Duane Szymanski

Thursday, 20 November 2003 11:45

Embracing HIPAA

The Health Insurance Portability and Accountability Act of 1996 (HIPAA) has been hailed as a significant step toward achieving the health care industry's vision of reducing the costs and administrative burdens of health care by standardizing health information collection and exchange.

HIPAA also provides a framework for other laws that may be adopted which protect the privacy of individually identifiable health information and improve the efficiency in health care delivery by standardizing electronic data interchange (EDI) of administrative and financial data. The current version of the HIPAA Privacy Regulations took effect April 14, 2003.

While individuals, organizations, and coalitions have been working toward the goal of health data standardization for decades, the federal mandate provided the groundwork for key players to join forces and develop strategies and methodologies to work toward achieving administrative simplification.

HIPAA compliance

To date, only the Electronic Health Transaction Standards and the Privacy and Confidentiality Standards, Title II section "Administrative Simplification," have been finalized by the Department of Health and Human Services (HHS).

* Electronic Health Transactions Standards. These standardize electronically data pertaining to patient health, and administrative and financial information for the purposes of health claims, health plan eligibility, enrollment and disenrollment, payments for care and health plan premiums, claim status, first injury reports, coordination of benefits and related transactions.

* Privacy and Confidentiality Standards. These protect the confidentiality and integrity of individually identifiable health information, past, present, or future; limit the nonconsensual use and release of private health information; give patients new rights to access their medical records and to know who else has accessed them; and restrict most disclosure of health information to the minimum needed for the intended purpose.

The Department of Health and Human Services Office for Civil Rights helps define and govern HIPAA. If the HHS were to examine a company for compliance with the Privacy and Confidentiality Standards, it would look for "reasonable" efforts made to limit the use or disclosure of individually identifiable health information necessary to accomplish the intended purpose.

HHS may make recommendations, but the key to HIPAA is understanding the minimum necessary standard. If individually identifiable health information is wrongfully made public, HHS is responsible for enforcing civil and criminal penalties.

Covered entities that misuse personal health information are subject to civil liability which may include:

* A fine of $100 per violation of HIPAA standards, up to $25,000

* Criminal penalties from $50,000 and one year in prison for obtaining and disclosing protected health information

* $250,000 and up to 10 years in prison for obtaining and disclosing protected health information with the intent to sell, transfer or use it for commercial or personal gain

HIPAA's business classifications

HIPAA compliance extends to all business operations involving communication of personal medical or health information in the business office, and with trading/business partners.
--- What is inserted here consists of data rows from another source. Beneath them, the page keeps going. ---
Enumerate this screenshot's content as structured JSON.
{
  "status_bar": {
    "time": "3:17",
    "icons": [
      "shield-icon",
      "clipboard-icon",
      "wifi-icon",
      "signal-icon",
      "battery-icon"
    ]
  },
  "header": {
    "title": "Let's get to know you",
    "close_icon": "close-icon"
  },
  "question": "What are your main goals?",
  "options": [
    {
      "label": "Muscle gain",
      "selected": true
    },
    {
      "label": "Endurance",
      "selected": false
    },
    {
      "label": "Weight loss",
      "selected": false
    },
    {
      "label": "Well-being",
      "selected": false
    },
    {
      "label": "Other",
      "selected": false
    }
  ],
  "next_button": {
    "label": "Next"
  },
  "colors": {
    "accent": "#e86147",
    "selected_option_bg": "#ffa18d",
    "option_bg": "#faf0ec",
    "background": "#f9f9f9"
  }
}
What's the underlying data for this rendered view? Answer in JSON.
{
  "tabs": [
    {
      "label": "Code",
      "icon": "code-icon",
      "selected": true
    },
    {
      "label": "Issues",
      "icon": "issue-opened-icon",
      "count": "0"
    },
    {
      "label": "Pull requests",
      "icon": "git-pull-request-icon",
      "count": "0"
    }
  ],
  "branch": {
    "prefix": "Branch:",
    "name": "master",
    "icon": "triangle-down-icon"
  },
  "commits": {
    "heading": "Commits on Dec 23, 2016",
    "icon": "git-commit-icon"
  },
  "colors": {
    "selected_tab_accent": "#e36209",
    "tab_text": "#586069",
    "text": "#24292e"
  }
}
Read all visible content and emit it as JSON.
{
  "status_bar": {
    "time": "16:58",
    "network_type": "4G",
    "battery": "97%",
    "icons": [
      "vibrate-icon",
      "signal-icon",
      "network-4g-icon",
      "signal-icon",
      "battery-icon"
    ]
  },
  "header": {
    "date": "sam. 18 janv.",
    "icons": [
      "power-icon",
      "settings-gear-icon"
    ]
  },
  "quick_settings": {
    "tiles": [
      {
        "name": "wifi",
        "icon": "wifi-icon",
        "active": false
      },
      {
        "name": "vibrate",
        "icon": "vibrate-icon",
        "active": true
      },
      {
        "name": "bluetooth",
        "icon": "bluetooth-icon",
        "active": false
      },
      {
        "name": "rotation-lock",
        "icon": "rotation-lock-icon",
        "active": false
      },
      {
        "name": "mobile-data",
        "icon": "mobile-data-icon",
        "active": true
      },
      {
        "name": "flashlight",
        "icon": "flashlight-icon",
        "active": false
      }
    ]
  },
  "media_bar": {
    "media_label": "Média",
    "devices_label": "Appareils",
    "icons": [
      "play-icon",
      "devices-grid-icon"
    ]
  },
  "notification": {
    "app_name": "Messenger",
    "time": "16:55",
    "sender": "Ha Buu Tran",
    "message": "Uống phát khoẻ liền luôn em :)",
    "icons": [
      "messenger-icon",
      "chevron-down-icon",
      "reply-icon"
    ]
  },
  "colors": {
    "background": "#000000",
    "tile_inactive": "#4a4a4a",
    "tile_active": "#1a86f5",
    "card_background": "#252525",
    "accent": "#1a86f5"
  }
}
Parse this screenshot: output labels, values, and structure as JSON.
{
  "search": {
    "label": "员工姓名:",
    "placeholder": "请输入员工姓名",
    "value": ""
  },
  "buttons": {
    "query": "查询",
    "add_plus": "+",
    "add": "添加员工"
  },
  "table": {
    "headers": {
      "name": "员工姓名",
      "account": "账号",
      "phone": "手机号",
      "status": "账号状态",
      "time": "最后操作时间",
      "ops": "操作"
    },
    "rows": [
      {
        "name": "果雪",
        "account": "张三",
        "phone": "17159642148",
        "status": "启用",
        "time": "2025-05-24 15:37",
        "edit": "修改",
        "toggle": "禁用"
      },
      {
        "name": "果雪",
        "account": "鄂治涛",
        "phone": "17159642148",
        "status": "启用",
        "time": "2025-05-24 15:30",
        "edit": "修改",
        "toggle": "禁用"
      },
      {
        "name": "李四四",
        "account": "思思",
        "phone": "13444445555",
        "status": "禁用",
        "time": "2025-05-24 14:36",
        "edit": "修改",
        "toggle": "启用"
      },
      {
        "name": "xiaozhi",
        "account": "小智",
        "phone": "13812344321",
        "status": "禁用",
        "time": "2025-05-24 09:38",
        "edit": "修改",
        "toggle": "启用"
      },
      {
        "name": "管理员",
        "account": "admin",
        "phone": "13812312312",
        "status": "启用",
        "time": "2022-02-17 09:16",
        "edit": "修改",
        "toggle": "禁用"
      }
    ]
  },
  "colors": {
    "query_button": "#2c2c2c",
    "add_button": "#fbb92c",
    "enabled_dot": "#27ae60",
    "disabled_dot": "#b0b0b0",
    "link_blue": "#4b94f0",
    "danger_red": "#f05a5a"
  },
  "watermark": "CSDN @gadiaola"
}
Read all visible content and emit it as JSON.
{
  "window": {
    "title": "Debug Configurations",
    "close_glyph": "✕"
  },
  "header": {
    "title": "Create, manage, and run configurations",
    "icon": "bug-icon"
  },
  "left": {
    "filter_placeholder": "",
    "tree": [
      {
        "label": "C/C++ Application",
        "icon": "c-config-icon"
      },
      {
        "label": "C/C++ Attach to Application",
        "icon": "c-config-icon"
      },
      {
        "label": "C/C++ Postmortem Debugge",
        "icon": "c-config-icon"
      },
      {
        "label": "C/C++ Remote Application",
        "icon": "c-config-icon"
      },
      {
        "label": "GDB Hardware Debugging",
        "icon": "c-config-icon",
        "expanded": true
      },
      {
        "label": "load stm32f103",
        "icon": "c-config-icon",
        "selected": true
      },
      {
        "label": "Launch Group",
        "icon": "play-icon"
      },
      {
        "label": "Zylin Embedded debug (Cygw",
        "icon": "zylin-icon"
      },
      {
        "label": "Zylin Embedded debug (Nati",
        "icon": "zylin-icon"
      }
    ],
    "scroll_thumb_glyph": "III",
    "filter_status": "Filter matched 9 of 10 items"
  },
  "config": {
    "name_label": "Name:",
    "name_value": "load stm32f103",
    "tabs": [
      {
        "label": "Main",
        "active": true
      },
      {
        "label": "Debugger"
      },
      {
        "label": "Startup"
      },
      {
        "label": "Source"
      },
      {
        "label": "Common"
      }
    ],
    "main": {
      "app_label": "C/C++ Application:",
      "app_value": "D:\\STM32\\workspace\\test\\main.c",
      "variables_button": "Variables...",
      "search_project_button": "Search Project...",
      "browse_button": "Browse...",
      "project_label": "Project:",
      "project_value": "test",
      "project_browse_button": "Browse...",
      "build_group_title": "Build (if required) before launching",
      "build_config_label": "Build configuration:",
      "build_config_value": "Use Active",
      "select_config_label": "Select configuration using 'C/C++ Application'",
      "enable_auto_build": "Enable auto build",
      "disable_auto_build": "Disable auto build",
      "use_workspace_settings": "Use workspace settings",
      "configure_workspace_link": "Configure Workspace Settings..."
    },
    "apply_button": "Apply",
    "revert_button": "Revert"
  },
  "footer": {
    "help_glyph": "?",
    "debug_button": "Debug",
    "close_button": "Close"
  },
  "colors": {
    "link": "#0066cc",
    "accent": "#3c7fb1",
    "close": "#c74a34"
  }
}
Policies and procedures are required for handling communications within HIPAA standards, including storage and destruction of information.

Two business classifications are affected by HIPAA: Covered entities (CE) and business associates (BA).

HIPAA's focus is covered entities, which includes health care organizations and providers, physician offices, health plans, employers, public health authorities, life insurers, clearinghouses, billing agencies, information systems vendors, service organizations and universities which transmit health information via electronic transactions.

Business associates include agents, contractors or others hired to provide services for a covered entity that involve the use or disclosure of individually identifiable health information. Businesses are held accountable for adhering to patients' rights regarding privacy of information.

The Bureau of Workers' Compensation, managed care organizations, self-insuring employers and workers' compensation programs are not considered covered entities and not subject to HIPAA requirements.

Under HIPAA, providers may release protected health information in a workers' compensation claim for the following purposes:

* Treatment and payment of healthcare operations

* Compliance with state workers' compensation laws

* Valid HIPAA authorization

* Valid administrative or judicial order, subpoena, discovery or other lawful process that meets HIPAA requirements

HIPAA's universal impact

HIPAA impacts a large number and range of businesses and individuals, from the chief information officer of a large health plan to the risk manager of a local manufacturing firm to the billing clerk of a small neighborhood clinic.

Employers and employees will experience direct and indirect benefits from a more efficient, less costly and more useful health information system. Duane Szymanski is Ohio MCO (managed care organization) manager of CorVel, which provides case management, utilization management, medical bill review, group health and integrated disability management programs to employers. Reach him at (800) 275-6463.